### To do
A word-for-word copy of the data, with no images, is the required answer.

### Provided records
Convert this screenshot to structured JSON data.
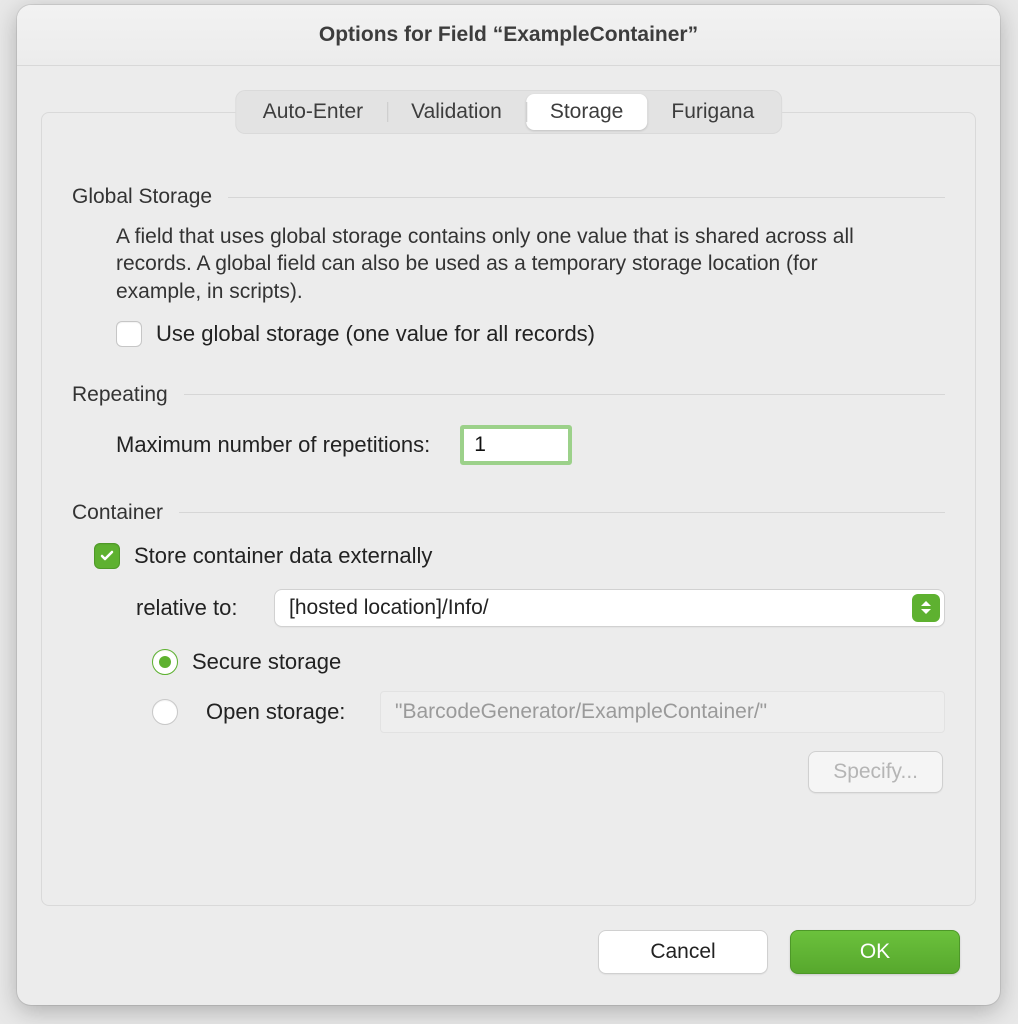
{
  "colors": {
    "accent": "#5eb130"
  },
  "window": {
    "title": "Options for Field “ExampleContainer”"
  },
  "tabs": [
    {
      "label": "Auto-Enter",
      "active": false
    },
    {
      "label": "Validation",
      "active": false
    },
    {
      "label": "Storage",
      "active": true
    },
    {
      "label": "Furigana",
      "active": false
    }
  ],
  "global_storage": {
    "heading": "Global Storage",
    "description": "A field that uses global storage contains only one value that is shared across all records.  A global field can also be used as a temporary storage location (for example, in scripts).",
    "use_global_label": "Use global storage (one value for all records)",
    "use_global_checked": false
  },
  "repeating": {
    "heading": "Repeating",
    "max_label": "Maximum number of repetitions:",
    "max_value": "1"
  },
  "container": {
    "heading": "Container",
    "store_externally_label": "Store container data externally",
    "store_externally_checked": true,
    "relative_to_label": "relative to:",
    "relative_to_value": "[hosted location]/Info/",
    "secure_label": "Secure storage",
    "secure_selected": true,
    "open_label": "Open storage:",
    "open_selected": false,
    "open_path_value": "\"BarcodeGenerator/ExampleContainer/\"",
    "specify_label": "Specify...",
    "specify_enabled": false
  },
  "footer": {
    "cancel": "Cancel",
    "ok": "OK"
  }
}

### Result of the task
Convert this screenshot to structured JSON data.
{
  "colors": {
    "accent": "#5eb130"
  },
  "window": {
    "title": "Options for Field “ExampleContainer”"
  },
  "tabs": [
    {
      "label": "Auto-Enter",
      "active": false
    },
    {
      "label": "Validation",
      "active": false
    },
    {
      "label": "Storage",
      "active": true
    },
    {
      "label": "Furigana",
      "active": false
    }
  ],
  "global_storage": {
    "heading": "Global Storage",
    "description": "A field that uses global storage contains only one value that is shared across all records.  A global field can also be used as a temporary storage location (for example, in scripts).",
    "use_global_label": "Use global storage (one value for all records)",
    "use_global_checked": false
  },
  "repeating": {
    "heading": "Repeating",
    "max_label": "Maximum number of repetitions:",
    "max_value": "1"
  },
  "container": {
    "heading": "Container",
    "store_externally_label": "Store container data externally",
    "store_externally_checked": true,
    "relative_to_label": "relative to:",
    "relative_to_value": "[hosted location]/Info/",
    "secure_label": "Secure storage",
    "secure_selected": true,
    "open_label": "Open storage:",
    "open_selected": false,
    "open_path_value": "\"BarcodeGenerator/ExampleContainer/\"",
    "specify_label": "Specify...",
    "specify_enabled": false
  },
  "footer": {
    "cancel": "Cancel",
    "ok": "OK"
  }
}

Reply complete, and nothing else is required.